Connecting to a live TV feed is a little awkward – you have to swap out the battery (so you’ll have to run off the mains) and then connect a co-axial cable to the supplied jack. We managed to hook it directly to an NTL feed which got an acceptable picture but no programme guide. Connecting to an analogue set-top box just caused the machine to crash. The price tag will probably make most buyers balk but when you consider the kit it can replace – TV, VCR, DVD player and a notebook computer – it makes it easier to justify the outlay.
HP Media Centre M370UK Photosmart PC
Price: €2100 with 17 inch monitor
HP is a veteran of Media Centre having been the first manufacturer to introduce Media Centre systems back in 2002. The review model we looked at was a mini-tower encased in silver and black. Despite the accompanying lifestyle shots showing a bunch of friends sitting around it in a front room, we still wonder how many people will make a PC the centre of their living area. It shipped with a 15 inch Pavilion flat panel display although the accompanying literature says this monitor needs to be purchased separately. On the tech side it features a Pentium 4 2.6GHz hyper threading processor, 256Mbyte of RAM, 120Gbyte hard drive, separate DVD ROM and DVD RW drives, an Nvidia GeForce FX5200 graphics card with 128Mbyte of RAM, TV and radio tuners, as well as a modem.

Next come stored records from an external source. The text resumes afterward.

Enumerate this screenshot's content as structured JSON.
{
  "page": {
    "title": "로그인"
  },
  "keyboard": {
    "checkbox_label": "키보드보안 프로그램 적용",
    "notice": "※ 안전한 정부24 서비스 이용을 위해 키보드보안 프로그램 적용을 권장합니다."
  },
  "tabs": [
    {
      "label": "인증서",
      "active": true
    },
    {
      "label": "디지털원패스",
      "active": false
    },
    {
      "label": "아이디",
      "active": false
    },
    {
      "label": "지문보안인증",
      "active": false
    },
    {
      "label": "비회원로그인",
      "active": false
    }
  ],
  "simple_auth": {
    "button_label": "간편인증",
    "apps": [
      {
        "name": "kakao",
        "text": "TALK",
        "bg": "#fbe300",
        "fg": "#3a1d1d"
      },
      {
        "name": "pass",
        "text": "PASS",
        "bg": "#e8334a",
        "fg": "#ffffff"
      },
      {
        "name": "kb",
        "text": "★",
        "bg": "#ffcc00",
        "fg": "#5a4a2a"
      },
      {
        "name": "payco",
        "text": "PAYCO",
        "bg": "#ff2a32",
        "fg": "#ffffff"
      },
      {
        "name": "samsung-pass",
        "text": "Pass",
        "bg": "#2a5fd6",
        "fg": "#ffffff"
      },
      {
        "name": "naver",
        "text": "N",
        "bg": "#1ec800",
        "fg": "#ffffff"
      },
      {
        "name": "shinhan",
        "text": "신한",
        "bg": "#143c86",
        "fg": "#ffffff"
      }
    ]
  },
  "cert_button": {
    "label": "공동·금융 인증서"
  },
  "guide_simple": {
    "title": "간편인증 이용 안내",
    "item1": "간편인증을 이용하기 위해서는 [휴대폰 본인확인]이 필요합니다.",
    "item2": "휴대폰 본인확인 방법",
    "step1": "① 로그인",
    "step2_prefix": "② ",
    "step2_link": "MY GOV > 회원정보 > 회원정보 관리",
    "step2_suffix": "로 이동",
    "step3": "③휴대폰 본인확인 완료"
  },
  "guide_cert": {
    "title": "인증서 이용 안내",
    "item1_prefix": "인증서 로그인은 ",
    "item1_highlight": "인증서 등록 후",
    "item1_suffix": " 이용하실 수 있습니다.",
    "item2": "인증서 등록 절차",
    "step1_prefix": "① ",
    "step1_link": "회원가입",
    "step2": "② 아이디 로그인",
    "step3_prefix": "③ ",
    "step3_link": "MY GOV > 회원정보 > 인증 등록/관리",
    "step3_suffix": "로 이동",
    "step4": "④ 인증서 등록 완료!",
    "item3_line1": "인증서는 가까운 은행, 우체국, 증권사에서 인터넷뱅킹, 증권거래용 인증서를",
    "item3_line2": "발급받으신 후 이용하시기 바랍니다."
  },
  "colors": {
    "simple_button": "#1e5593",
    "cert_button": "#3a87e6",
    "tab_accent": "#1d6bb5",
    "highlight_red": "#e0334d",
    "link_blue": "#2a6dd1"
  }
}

The front panel slides down to reveal analogue sound and video connectors as well as the USB and Firewire ports – common sense when you consider you’re likely to connect lots of peripherals to this machine. The review model also shipped with wireless keyboard and mouse – definitely a plus for using this machine in your living room. Digital camera buffs will live the seven in one memory card readers which supports all the major formats. Everything worked beautifully on this machine – except the TV reception as we didn’t have a Sky box to connect it to. The cost of this PC is EUR*2100 which is a premium over a comparable machine without Media Centre.
HP’s David Brabham defends the cost by pointing to the special chassis HP uses for Media Centre PCs and the high end components used such as sound systems with sub woofers, Audigy 2 sound cards and high end Nvidia graphics cards.